                1. If you have a pressure cooker, put the potatoes and at least 1 cup of water or your favorite broth in the pot. Bring pressure up to 15 lbs, cook for 6 min and use quick release method or run cold water over pot to release pressure. (Adjust time for less than 15 psi cooker.)

                  Using this method the broth is infused better into the potatoes by the pressure.

                  1 Reply
                  1. re: al b. darned

                    How about if you don't have a pressure cooker? Any other way to infuse the potatoes with the broth flavor, like say poking holes in the potatoes with a fork?

                  2. In "On Food and Cooking", there is the definitive method for boiling potatoes. The potatoes are started in cold water, and when the water temperature reaches 130 degrees Fahrenheit, the heat is turned down and they are held at about that temperature for 20 minutes. This causes the cell walls of the potatoes to firm up. After that, the heat goes back up, and the potatoes are boiled until done. This is the method I use for making potato salad, any my potatoes never get mushy and gummy. For making mashed, however, I just boil the potatoes until done.

                    IMHO, one of the best tools to use for checking doneness is the humble wire cake tester. I find that when I use a fork or knife repeatedly to test for doneness, the potatoes get soggy and water logged.

                    1. What about salt potatoes? 1 cup of salt in a big pot of water (2-3 qt) , 2+# of small white/red thin skinned potatoes. Cook until fork tender, drain, return to pot and add butter and more salt and pepper before serving! Heaven!, we found this in central New York State and they have become a staple in our potato rotation. Creamy and smooth, and the salt is not as big a taste as we would have guessed. We had them first time at a fleamarket in the Finger Lakes regions.

                      3 Replies
                      1. re: breakfastfan

                        Now I've done salt roasted potatoes but never salt boiled...I think there are a few large salt mines in the Finger Lakes region of NY, obviously they have a surfeit of salt!

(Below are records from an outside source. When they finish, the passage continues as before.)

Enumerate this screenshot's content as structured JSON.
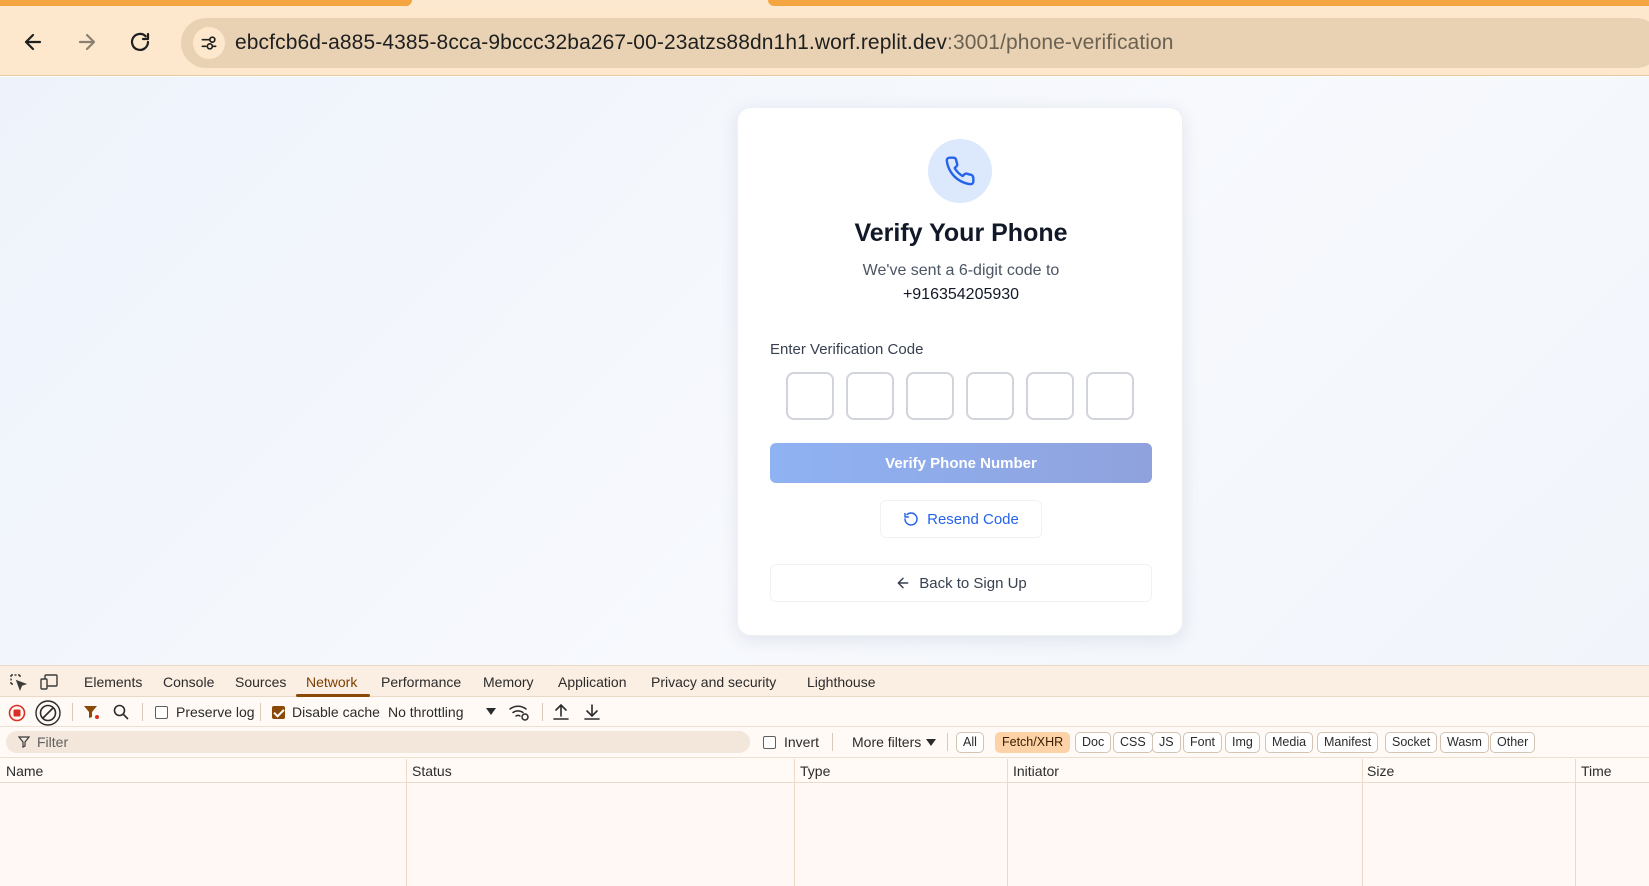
{
  "browser": {
    "url_host": "ebcfcb6d-a885-4385-8cca-9bccc32ba267-00-23atzs88dn1h1.worf.replit.dev",
    "url_rest": ":3001/phone-verification"
  },
  "card": {
    "title": "Verify Your Phone",
    "subtitle": "We've sent a 6-digit code to",
    "phone": "+916354205930",
    "code_label": "Enter Verification Code",
    "otp_digits": [
      "",
      "",
      "",
      "",
      "",
      ""
    ],
    "verify_label": "Verify Phone Number",
    "resend_label": "Resend Code",
    "back_label": "Back to Sign Up"
  },
  "devtools": {
    "tabs": [
      "Elements",
      "Console",
      "Sources",
      "Network",
      "Performance",
      "Memory",
      "Application",
      "Privacy and security",
      "Lighthouse"
    ],
    "active_tab": "Network",
    "preserve_log": "Preserve log",
    "disable_cache": "Disable cache",
    "throttling": "No throttling",
    "filter_placeholder": "Filter",
    "invert": "Invert",
    "more_filters": "More filters",
    "type_filters": [
      "All",
      "Fetch/XHR",
      "Doc",
      "CSS",
      "JS",
      "Font",
      "Img",
      "Media",
      "Manifest",
      "Socket",
      "Wasm",
      "Other"
    ],
    "active_filter": "Fetch/XHR",
    "columns": [
      "Name",
      "Status",
      "Type",
      "Initiator",
      "Size",
      "Time"
    ]
  },
  "colors": {
    "chrome": "#fde8cd",
    "accent": "#2563eb",
    "devtools_accent": "#8a4a06"
  }
}
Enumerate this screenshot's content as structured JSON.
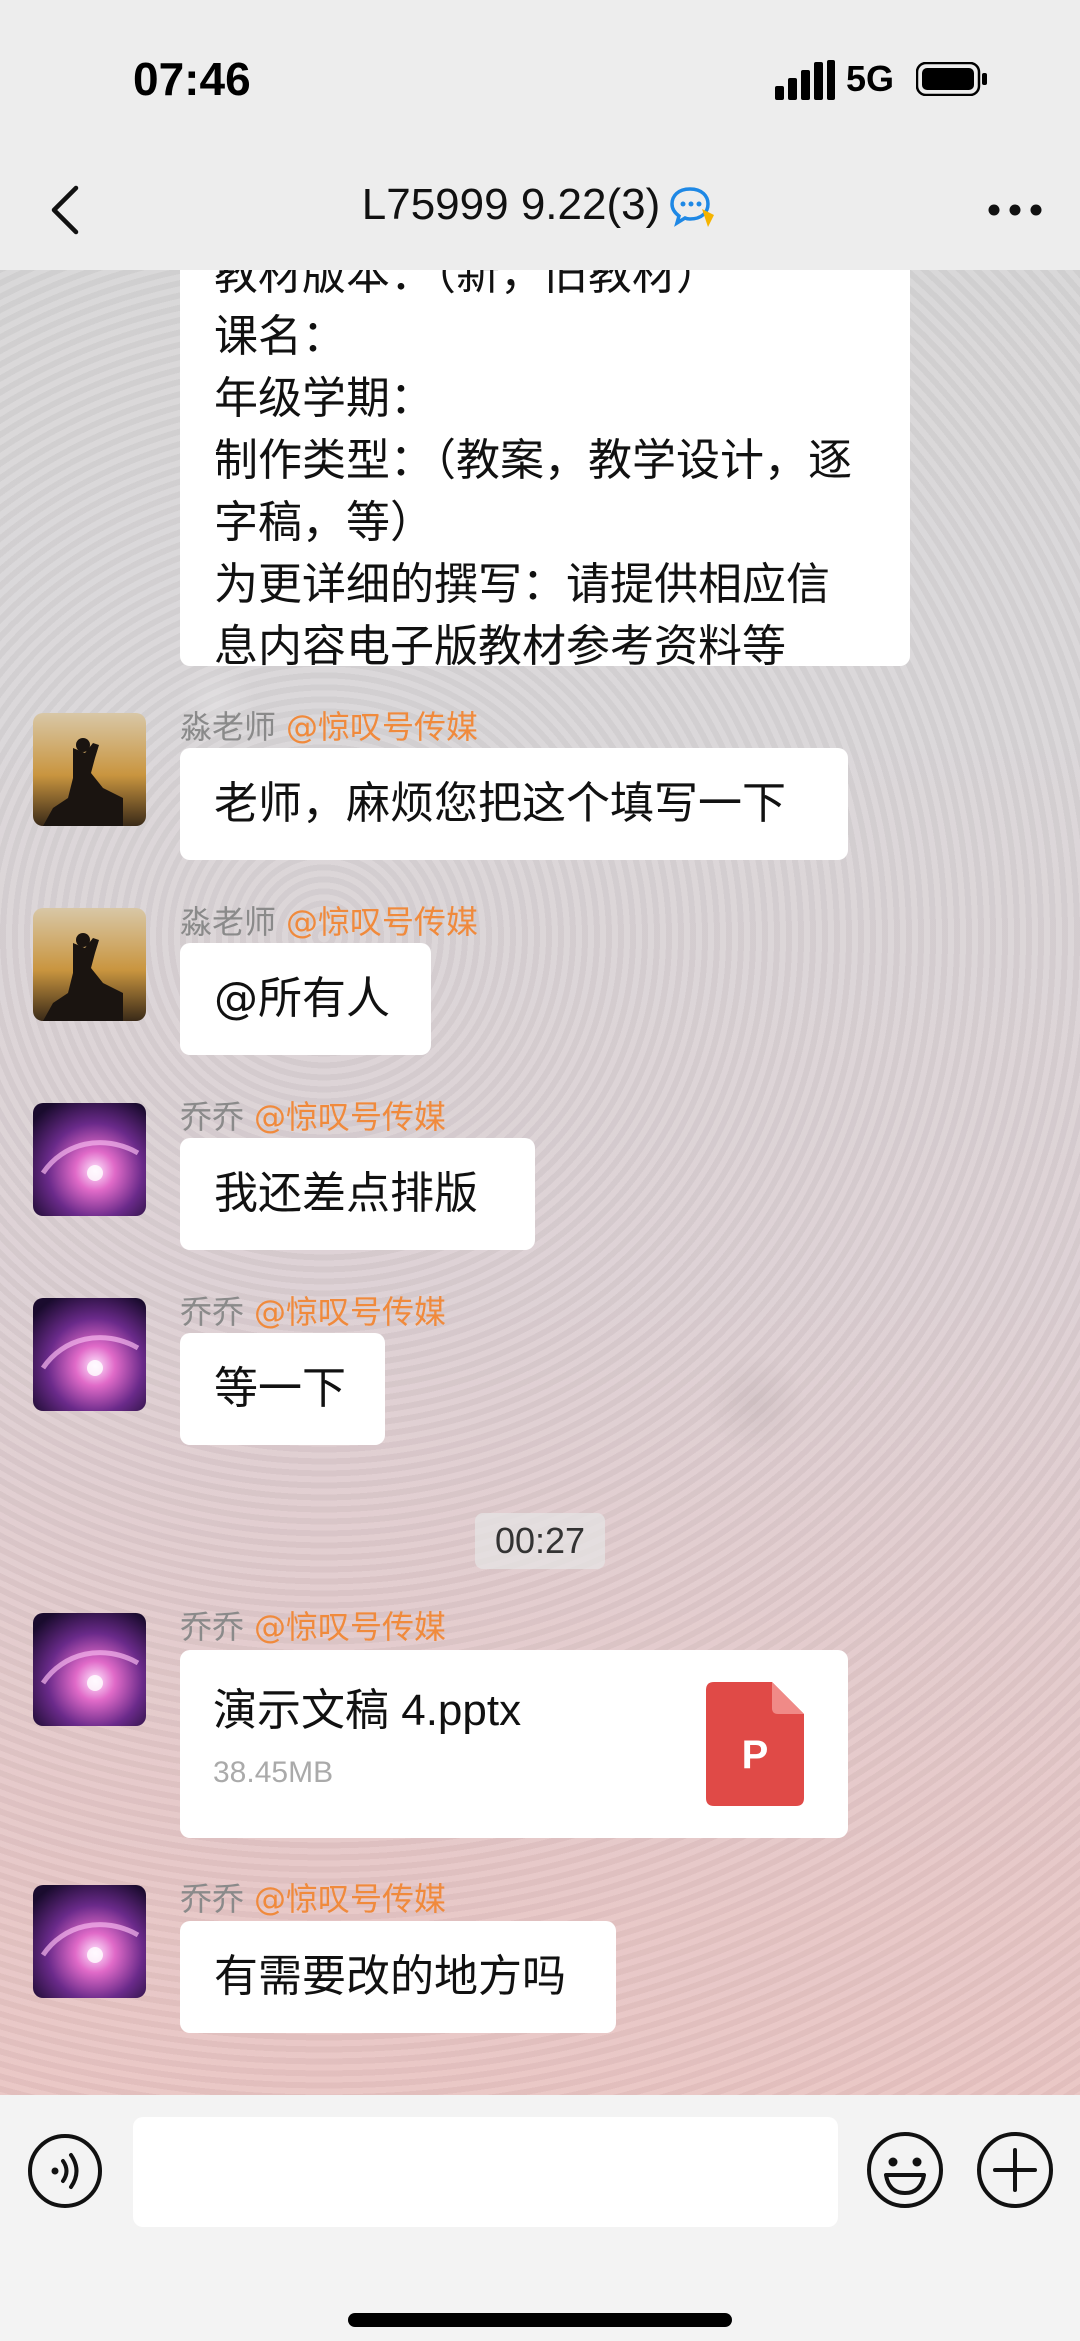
{
  "status": {
    "time": "07:46",
    "network": "5G"
  },
  "nav": {
    "title": "L75999 9.22(3)"
  },
  "messages": {
    "template_lines": [
      "教材版本：（新，旧教材）",
      "课名：",
      "年级学期：",
      "制作类型：（教案，教学设计，逐",
      "字稿，等）",
      "为更详细的撰写：请提供相应信",
      "息内容电子版教材参考资料等"
    ],
    "m1": {
      "sender": "淼老师",
      "tag": "@惊叹号传媒",
      "text": "老师，麻烦您把这个填写一下"
    },
    "m2": {
      "sender": "淼老师",
      "tag": "@惊叹号传媒",
      "text": "@所有人"
    },
    "m3": {
      "sender": "乔乔",
      "tag": "@惊叹号传媒",
      "text": "我还差点排版"
    },
    "m4": {
      "sender": "乔乔",
      "tag": "@惊叹号传媒",
      "text": "等一下"
    },
    "timestamp": "00:27",
    "m5": {
      "sender": "乔乔",
      "tag": "@惊叹号传媒",
      "file_name": "演示文稿 4.pptx",
      "file_size": "38.45MB",
      "file_icon_letter": "P"
    },
    "m6": {
      "sender": "乔乔",
      "tag": "@惊叹号传媒",
      "text": "有需要改的地方吗"
    }
  },
  "input": {
    "value": ""
  },
  "icons": {
    "back": "chevron-left-icon",
    "more": "more-dots-icon",
    "title_badge": "chat-bubble-icon",
    "voice": "voice-icon",
    "emoji": "emoji-icon",
    "plus": "plus-icon"
  },
  "colors": {
    "accent_tag": "#f08a3c",
    "ppt_red": "#e04a47",
    "bubble_bg": "#ffffff"
  }
}
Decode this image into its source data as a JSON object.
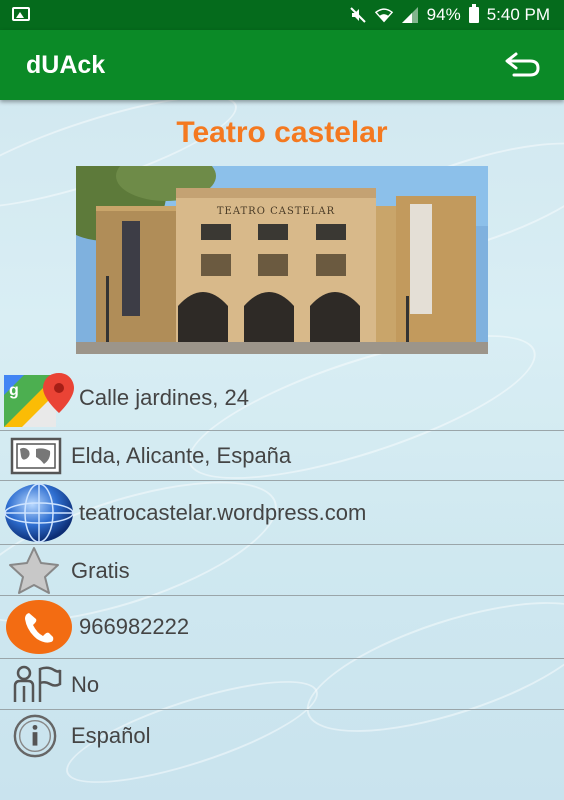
{
  "status_bar": {
    "battery_percent": "94%",
    "time": "5:40 PM",
    "icons": [
      "image-icon",
      "mute-icon",
      "wifi-icon",
      "signal-icon",
      "battery-icon"
    ]
  },
  "app_bar": {
    "title": "dUAck",
    "back_icon": "back-arrow-icon"
  },
  "place": {
    "title": "Teatro castelar",
    "photo_sign": "TEATRO CASTELAR"
  },
  "details": [
    {
      "icon": "google-maps-icon",
      "text": "Calle jardines, 24"
    },
    {
      "icon": "map-icon",
      "text": "Elda, Alicante, España"
    },
    {
      "icon": "globe-icon",
      "text": "teatrocastelar.wordpress.com"
    },
    {
      "icon": "star-icon",
      "text": "Gratis"
    },
    {
      "icon": "phone-icon",
      "text": "966982222"
    },
    {
      "icon": "accessibility-icon",
      "text": "No"
    },
    {
      "icon": "info-icon",
      "text": "Español"
    }
  ],
  "colors": {
    "status_bar": "#056b1c",
    "app_bar": "#0b8a27",
    "title": "#f47920",
    "phone_badge": "#f36c12"
  }
}
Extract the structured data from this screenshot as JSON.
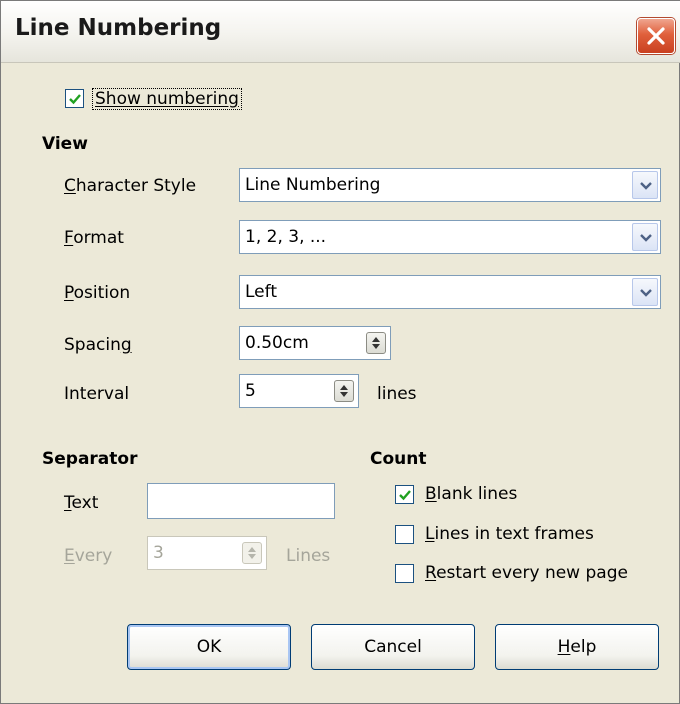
{
  "dialog": {
    "title": "Line Numbering",
    "close_icon": "close-icon"
  },
  "show_numbering": {
    "label": "Show numbering",
    "checked": true
  },
  "view": {
    "heading": "View",
    "character_style": {
      "label": "Character Style",
      "value": "Line Numbering"
    },
    "format": {
      "label": "Format",
      "value": "1, 2, 3, ..."
    },
    "position": {
      "label": "Position",
      "value": "Left"
    },
    "spacing": {
      "label": "Spacing",
      "value": "0.50cm"
    },
    "interval": {
      "label": "Interval",
      "value": "5",
      "unit": "lines"
    }
  },
  "separator": {
    "heading": "Separator",
    "text": {
      "label": "Text",
      "value": ""
    },
    "every": {
      "label": "Every",
      "value": "3",
      "unit": "Lines"
    }
  },
  "count": {
    "heading": "Count",
    "blank_lines": {
      "label": "Blank lines",
      "checked": true
    },
    "lines_in_text_frames": {
      "label": "Lines in text frames",
      "checked": false
    },
    "restart_every_new_page": {
      "label": "Restart every new page",
      "checked": false
    }
  },
  "buttons": {
    "ok": "OK",
    "cancel": "Cancel",
    "help": "Help"
  },
  "colors": {
    "dialog_bg": "#ece9d8",
    "check_mark": "#21a121",
    "close_button": "#e0603c",
    "disabled_text": "#a5a59a"
  }
}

                        1. re: bushwickgirl

                          Those who are STEAMING potatoes--are you quartering them first (or whatever) and how big of a steamer set up do you have. I mean, I steam veggies on the stove top uisng a n insert basket over a pot of boiling water, average size. I cant imagine what to do if I needed potatoes for 10!!!???

                          1. re: mtomto

                            I steam in one of those metal steamers with the collapsible fins, so I can use pans of varying diameters but no, I could not do more than a couple of pounds at a time. If i use ping-pong ball sized potatoes I do them whole. Larger ones are halved or quartered so they are about the same volume as a jumbo egg. If I wanted to maximize the number I could do at once, I'd use a round cake-cooling rack and elevate it using biscuit cutters or empty cans.

                      2. I never cooked potatoes before but i was wondering what heat to cook them at i tried high I'm just not sure if its right?

                        1. Don't. I haven't boiled a potato in years.

                          For recipes that need boiled ones, I either steam them or bake them.

                          1. Ive never boiled potatoes. I peel (if peeling my potatoes) into pot I'm going to cook them in. Or into a large bowl of cold water to keep from turning brown if doing a lot. Cut in half if there huge. Rinse. Put an inch and half of water (dosnt matter the temp.) Cover. Bring to a boil. Lower to a simmer. Cook 20-25 mins. Use water for gravy if making.

                            Same goes for corn only 10 min cooking time. Never boiled in full pot of water.